*ACTIVITY*: Among the records below, find the lines with the word "shoes" and copy them.

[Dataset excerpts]
━━━━━━
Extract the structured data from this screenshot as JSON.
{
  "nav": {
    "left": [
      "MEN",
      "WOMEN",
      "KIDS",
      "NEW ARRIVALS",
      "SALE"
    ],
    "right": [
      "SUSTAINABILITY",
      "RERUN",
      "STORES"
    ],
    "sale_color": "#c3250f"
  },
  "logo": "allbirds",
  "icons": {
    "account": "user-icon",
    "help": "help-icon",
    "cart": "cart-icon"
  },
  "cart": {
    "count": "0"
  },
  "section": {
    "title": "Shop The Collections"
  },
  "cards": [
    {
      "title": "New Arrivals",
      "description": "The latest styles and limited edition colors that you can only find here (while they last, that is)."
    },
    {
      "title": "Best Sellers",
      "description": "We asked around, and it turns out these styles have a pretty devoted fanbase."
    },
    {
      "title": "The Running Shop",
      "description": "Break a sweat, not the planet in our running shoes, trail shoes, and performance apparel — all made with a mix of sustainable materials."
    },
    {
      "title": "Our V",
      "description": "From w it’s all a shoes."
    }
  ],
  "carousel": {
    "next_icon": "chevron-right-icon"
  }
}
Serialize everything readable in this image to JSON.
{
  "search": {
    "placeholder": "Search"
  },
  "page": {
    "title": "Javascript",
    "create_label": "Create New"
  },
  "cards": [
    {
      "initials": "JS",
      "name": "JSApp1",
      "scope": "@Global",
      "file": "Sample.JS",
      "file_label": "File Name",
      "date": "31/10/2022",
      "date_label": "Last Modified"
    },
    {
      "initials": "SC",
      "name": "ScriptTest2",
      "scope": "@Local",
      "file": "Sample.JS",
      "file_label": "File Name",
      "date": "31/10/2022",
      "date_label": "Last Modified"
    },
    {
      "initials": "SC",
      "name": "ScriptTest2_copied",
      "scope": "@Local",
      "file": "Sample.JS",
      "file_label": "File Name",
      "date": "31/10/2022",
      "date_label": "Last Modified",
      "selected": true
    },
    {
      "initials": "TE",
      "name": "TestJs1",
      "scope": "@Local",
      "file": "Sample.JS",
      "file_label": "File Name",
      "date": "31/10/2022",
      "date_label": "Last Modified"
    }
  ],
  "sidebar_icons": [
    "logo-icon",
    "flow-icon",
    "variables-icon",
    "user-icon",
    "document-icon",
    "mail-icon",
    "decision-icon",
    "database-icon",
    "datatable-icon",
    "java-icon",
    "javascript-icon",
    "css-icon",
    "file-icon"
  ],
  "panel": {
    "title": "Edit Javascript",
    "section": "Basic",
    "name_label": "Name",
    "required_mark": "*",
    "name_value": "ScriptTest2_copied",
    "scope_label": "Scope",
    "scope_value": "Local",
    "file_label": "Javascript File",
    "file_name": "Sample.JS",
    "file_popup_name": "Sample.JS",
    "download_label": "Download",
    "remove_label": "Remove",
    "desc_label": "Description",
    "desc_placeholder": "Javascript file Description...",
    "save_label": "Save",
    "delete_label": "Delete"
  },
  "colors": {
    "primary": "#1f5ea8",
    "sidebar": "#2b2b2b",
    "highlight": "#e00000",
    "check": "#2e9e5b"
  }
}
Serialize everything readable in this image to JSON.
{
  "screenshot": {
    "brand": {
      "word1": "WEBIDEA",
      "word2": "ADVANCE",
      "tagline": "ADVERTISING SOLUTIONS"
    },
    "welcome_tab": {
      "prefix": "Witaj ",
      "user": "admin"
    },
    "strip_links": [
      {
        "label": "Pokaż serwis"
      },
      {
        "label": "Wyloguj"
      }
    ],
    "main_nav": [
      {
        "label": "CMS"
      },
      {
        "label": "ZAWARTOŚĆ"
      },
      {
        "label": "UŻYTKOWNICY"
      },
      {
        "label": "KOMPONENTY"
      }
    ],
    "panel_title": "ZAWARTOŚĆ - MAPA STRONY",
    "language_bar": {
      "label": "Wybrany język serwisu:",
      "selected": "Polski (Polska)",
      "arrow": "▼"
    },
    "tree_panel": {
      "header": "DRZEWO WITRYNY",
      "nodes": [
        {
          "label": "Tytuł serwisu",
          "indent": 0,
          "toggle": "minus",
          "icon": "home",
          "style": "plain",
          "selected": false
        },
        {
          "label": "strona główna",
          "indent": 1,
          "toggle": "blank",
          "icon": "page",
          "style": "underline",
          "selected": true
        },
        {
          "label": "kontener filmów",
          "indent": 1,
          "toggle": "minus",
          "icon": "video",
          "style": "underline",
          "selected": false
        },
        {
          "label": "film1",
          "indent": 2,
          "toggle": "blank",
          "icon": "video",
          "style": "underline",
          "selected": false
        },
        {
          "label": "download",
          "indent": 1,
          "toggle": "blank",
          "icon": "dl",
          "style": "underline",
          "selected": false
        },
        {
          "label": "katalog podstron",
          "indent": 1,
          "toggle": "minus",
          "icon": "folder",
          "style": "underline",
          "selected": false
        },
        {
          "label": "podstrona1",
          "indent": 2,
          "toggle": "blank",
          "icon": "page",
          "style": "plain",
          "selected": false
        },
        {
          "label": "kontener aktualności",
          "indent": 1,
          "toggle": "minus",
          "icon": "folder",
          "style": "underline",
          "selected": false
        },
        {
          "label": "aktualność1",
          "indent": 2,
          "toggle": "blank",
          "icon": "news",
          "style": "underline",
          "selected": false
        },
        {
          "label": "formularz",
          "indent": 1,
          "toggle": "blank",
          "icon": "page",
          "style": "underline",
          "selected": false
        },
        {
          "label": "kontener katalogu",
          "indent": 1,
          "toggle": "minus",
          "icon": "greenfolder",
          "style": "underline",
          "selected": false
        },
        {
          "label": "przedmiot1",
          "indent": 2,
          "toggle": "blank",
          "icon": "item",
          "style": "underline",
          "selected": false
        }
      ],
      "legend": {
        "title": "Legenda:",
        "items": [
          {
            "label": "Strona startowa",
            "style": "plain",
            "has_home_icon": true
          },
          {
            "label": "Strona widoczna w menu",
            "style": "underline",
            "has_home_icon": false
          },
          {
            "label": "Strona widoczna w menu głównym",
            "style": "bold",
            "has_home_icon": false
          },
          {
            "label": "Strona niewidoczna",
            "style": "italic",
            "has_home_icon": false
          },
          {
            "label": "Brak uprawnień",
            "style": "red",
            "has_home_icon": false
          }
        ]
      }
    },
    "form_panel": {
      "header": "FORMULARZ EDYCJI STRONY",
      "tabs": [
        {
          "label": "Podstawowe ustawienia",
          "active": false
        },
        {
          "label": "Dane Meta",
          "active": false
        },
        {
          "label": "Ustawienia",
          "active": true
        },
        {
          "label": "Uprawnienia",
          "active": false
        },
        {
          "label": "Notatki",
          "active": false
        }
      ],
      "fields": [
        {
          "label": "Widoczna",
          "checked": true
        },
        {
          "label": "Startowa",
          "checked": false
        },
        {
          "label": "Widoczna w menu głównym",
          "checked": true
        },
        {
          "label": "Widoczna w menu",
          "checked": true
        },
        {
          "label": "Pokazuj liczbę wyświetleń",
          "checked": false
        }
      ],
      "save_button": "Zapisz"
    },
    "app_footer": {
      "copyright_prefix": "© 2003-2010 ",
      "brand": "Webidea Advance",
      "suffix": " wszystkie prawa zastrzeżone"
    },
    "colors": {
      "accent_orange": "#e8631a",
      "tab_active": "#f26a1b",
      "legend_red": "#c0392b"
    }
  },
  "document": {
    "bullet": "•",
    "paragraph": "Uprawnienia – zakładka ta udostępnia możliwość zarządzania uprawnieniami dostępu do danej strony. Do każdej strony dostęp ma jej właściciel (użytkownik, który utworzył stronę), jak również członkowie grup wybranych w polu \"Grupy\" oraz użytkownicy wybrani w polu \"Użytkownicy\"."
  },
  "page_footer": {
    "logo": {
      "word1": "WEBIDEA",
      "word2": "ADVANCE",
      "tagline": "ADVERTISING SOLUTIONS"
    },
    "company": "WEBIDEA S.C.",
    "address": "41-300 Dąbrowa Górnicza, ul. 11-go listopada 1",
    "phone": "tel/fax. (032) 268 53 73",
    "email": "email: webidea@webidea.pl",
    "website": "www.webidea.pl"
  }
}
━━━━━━
*RESPONSE TO THE TASK*:
      "description": "Break a sweat, not the planet in our running shoes, trail shoes, and performance apparel — all made with a mix of sustainable materials."
      "description": "From w it’s all a shoes."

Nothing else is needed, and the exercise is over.